2 Annexes submitted with the Complaint also support the allegation that the disputed domain name routes to pages with links routing to competitors of Complainant and to products unrelated to Complainant’s marks.
3 Complainant also contends that bad faith is established under paragraph 4(b)(iii) of the Policy: “Respondent’s activities are also prima facie evidence of conduct falling squarely within paragraph 4(b)(iii) of the Policy (i.e., disrupting the business of the Complainant), whether one uses the narrow or the broad interpretation of ‘disrupting the business of a competitor’ that has developed under existing UDRP panel decisions.”

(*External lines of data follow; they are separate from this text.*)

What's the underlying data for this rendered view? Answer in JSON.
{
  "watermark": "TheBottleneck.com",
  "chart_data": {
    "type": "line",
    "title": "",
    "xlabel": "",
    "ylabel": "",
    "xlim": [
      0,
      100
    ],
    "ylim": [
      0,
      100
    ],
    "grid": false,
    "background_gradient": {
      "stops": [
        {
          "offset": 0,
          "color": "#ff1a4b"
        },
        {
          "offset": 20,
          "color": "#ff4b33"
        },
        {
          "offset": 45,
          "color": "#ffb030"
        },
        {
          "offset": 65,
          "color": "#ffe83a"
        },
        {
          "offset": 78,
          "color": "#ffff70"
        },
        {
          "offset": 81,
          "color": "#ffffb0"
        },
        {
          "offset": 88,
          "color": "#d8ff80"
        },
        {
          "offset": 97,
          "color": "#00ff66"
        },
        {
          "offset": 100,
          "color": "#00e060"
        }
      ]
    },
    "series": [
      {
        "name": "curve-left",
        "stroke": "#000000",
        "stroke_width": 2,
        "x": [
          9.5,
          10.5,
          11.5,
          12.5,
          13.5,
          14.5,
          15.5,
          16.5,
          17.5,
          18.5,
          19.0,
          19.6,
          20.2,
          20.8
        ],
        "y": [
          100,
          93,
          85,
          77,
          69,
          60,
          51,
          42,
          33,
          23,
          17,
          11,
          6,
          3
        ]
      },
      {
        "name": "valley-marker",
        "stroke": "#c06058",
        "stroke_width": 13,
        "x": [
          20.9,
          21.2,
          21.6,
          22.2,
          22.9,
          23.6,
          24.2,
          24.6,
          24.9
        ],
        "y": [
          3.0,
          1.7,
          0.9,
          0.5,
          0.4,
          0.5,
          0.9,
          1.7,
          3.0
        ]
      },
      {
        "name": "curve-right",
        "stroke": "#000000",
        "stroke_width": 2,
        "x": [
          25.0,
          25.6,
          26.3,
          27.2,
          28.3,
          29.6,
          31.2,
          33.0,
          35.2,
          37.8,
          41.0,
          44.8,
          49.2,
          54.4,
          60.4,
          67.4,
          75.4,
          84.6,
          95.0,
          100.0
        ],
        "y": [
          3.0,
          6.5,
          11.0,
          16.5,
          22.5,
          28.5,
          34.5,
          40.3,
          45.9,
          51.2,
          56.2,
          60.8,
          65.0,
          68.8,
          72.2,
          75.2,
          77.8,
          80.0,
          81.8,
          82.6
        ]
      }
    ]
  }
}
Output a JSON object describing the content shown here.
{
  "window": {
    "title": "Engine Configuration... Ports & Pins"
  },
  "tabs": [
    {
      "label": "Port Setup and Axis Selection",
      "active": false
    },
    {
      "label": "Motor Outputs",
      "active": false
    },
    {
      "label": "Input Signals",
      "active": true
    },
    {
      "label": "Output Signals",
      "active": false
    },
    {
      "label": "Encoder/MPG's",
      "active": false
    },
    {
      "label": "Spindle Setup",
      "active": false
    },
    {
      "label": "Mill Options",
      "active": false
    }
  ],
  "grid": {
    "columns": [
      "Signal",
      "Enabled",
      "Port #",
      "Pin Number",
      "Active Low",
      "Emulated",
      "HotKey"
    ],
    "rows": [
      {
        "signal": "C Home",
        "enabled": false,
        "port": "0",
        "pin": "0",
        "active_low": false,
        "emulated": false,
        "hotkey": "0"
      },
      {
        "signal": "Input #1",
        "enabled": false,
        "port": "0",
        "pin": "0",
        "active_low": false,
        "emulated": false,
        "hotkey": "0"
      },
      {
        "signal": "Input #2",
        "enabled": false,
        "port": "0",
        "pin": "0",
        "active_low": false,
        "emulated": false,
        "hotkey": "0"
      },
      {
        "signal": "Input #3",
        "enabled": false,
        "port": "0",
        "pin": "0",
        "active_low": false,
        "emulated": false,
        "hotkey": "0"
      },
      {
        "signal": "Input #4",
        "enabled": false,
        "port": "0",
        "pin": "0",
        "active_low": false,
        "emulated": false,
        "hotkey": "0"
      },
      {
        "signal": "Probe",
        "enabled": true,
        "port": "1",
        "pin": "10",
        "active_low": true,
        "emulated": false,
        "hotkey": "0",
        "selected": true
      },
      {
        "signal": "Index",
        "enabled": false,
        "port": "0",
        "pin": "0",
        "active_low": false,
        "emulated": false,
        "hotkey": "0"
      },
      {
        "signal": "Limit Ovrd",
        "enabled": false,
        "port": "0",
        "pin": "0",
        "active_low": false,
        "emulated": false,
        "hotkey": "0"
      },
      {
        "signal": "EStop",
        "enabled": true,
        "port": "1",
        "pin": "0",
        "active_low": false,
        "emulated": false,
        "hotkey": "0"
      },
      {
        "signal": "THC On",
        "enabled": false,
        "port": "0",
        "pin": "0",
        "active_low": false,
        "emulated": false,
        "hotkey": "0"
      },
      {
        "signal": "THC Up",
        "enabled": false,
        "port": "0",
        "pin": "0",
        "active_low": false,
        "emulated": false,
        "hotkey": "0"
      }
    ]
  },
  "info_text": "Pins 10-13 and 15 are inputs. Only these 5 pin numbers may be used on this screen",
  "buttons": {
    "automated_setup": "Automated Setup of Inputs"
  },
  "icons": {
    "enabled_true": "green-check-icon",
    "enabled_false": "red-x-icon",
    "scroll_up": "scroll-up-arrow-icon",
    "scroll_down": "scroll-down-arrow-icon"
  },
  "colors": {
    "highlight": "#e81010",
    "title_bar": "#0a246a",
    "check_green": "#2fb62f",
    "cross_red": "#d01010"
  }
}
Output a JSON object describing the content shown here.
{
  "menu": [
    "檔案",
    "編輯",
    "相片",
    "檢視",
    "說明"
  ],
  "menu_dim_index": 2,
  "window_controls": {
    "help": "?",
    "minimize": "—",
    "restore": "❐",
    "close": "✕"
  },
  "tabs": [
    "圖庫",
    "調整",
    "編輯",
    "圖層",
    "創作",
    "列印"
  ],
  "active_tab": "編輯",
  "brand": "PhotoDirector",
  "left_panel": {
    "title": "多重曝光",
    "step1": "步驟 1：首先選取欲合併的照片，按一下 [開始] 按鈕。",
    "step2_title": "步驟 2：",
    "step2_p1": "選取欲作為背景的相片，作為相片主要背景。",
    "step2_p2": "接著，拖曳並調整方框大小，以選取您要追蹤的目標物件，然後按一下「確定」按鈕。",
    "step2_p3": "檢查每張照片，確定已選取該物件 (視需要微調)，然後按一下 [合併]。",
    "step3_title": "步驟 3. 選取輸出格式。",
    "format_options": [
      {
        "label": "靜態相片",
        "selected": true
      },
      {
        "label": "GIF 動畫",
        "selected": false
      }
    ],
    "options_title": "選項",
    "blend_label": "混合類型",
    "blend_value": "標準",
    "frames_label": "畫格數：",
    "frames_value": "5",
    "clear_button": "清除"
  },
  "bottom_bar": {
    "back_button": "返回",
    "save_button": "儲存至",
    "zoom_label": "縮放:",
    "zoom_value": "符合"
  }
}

In light of the Panel’s finding that bad faith is established under paragraph 4(b)(iv), the Panel refrains from also making a finding of bad faith on the basis of Policy, paragraph 4(b)(iii). The plain language of the Policy suggests that a bad faith ruling under paragraph 4(b)(iii) should be grounded on a finding that the respondent registered the disputed domain name “primarily” for purposes of disrupting the business of a competitor; however, the Complaint does not address whether disruption was Respondent’s primary motive.